**YOUR GOAL:**
Copy out each line of the material in which the word "настройки" can be found.

========

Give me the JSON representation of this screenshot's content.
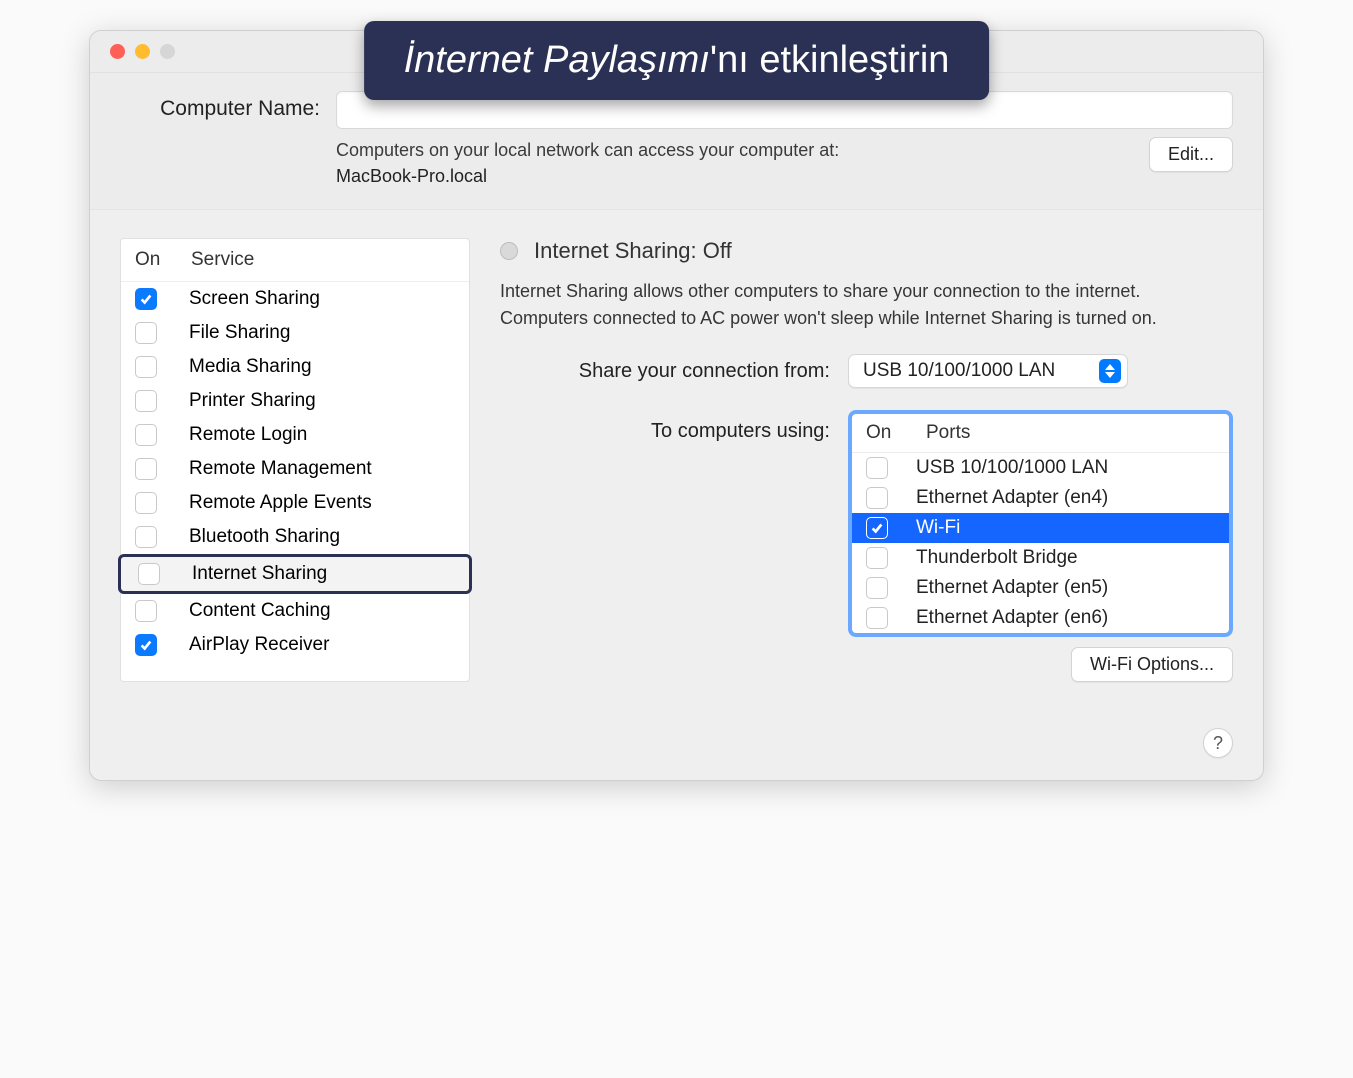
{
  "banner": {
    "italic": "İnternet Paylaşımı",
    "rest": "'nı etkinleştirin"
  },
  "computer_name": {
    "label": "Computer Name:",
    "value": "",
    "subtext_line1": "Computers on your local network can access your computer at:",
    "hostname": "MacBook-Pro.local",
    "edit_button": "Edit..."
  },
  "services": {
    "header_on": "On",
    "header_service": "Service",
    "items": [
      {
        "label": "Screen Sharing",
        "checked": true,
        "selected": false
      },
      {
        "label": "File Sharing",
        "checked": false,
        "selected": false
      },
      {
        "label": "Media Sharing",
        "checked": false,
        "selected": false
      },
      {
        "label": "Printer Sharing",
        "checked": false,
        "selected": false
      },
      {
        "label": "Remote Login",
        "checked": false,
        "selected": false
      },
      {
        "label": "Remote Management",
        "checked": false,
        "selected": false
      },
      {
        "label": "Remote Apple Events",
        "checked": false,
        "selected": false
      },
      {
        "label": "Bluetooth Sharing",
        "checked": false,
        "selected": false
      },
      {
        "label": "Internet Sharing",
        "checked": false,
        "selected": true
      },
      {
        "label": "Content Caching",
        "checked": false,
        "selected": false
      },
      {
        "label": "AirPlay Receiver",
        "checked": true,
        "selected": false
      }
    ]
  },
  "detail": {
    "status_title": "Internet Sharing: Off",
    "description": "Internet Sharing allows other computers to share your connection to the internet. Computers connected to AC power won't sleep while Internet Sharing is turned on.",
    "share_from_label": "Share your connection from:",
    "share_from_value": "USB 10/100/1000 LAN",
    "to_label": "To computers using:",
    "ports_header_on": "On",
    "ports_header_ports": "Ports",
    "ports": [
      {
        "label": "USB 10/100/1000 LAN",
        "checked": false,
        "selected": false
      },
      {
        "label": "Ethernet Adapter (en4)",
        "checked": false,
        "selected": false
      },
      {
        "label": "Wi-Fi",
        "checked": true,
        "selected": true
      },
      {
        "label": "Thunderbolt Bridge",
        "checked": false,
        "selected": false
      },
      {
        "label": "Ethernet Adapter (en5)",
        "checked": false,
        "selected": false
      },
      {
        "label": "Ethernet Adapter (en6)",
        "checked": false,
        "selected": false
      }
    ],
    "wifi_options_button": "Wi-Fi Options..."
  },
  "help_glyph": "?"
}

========

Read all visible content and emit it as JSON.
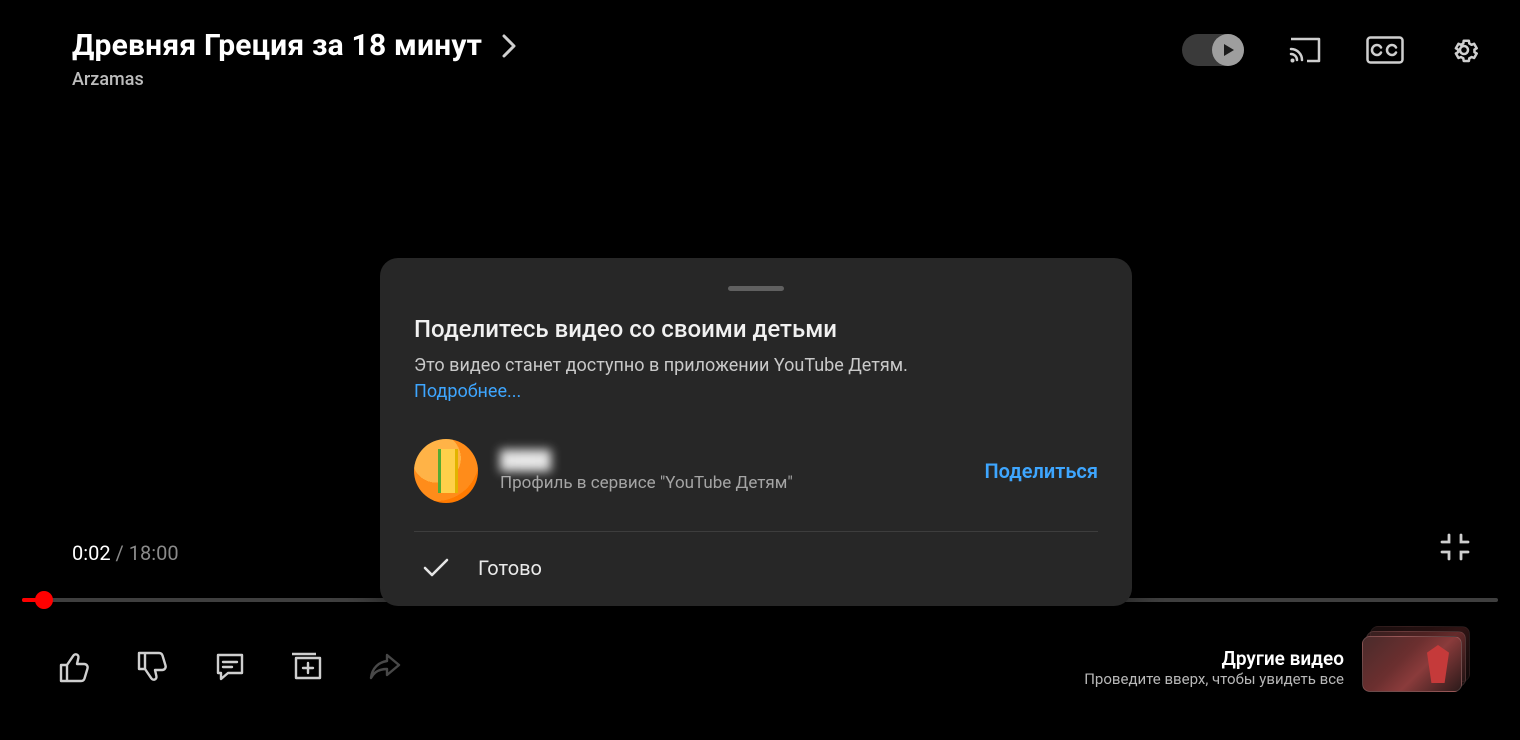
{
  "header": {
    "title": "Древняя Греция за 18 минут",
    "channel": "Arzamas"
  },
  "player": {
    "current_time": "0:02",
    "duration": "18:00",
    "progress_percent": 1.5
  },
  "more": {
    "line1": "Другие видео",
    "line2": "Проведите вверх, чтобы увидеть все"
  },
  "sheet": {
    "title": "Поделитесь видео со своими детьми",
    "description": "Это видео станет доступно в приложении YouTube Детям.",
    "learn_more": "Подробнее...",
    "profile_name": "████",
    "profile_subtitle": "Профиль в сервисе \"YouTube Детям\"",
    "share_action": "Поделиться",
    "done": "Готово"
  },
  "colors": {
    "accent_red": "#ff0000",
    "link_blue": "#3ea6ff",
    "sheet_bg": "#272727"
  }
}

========

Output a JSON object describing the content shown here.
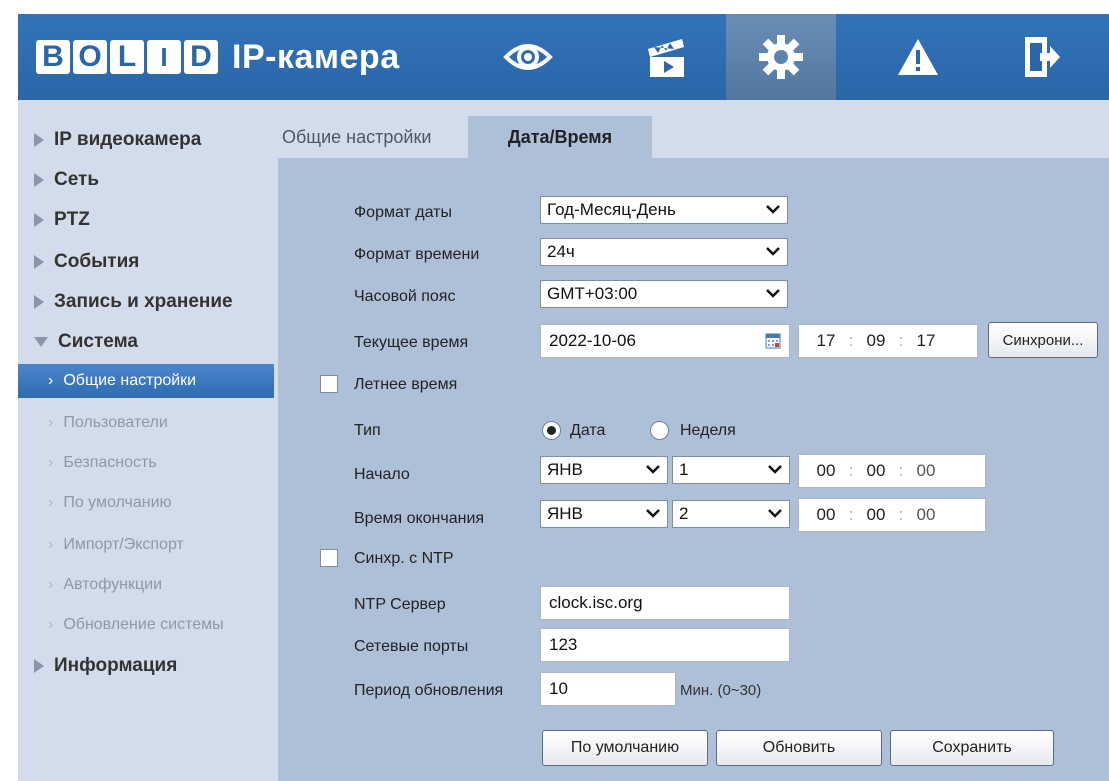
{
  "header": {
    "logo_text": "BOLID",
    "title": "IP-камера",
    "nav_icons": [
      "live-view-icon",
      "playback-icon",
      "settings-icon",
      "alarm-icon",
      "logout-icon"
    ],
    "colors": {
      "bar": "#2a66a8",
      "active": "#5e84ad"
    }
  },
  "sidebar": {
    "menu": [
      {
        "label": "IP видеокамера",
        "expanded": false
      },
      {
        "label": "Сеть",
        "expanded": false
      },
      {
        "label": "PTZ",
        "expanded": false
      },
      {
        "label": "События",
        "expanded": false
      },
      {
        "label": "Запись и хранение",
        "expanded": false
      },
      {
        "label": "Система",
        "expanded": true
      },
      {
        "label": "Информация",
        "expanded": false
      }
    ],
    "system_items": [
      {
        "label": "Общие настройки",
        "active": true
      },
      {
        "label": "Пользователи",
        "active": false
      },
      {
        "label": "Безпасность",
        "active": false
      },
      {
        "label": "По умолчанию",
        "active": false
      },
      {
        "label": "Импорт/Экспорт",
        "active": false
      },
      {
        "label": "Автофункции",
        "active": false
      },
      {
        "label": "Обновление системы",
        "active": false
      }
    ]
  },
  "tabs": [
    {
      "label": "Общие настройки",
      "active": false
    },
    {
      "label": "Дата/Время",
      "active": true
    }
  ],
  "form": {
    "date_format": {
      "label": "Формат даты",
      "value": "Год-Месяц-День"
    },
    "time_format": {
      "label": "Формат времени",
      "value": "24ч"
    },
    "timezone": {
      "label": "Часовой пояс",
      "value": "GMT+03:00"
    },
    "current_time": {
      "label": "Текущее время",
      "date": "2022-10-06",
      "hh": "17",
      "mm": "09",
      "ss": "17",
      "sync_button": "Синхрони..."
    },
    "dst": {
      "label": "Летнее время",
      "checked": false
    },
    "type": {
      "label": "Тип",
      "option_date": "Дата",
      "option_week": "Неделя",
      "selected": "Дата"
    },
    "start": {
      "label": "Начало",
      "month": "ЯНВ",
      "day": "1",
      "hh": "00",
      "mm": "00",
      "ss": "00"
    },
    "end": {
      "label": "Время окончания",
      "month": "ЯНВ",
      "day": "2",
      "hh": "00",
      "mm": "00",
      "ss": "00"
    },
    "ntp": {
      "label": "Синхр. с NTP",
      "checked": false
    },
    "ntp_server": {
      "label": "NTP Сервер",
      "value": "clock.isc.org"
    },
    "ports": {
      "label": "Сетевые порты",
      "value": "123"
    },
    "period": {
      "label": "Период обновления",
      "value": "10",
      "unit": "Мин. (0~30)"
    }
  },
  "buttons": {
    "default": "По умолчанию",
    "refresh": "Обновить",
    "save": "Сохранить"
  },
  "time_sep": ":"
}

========

**RESULT OF THE TASK:**
        "label": "Общие настройки",
      "label": "Общие настройки",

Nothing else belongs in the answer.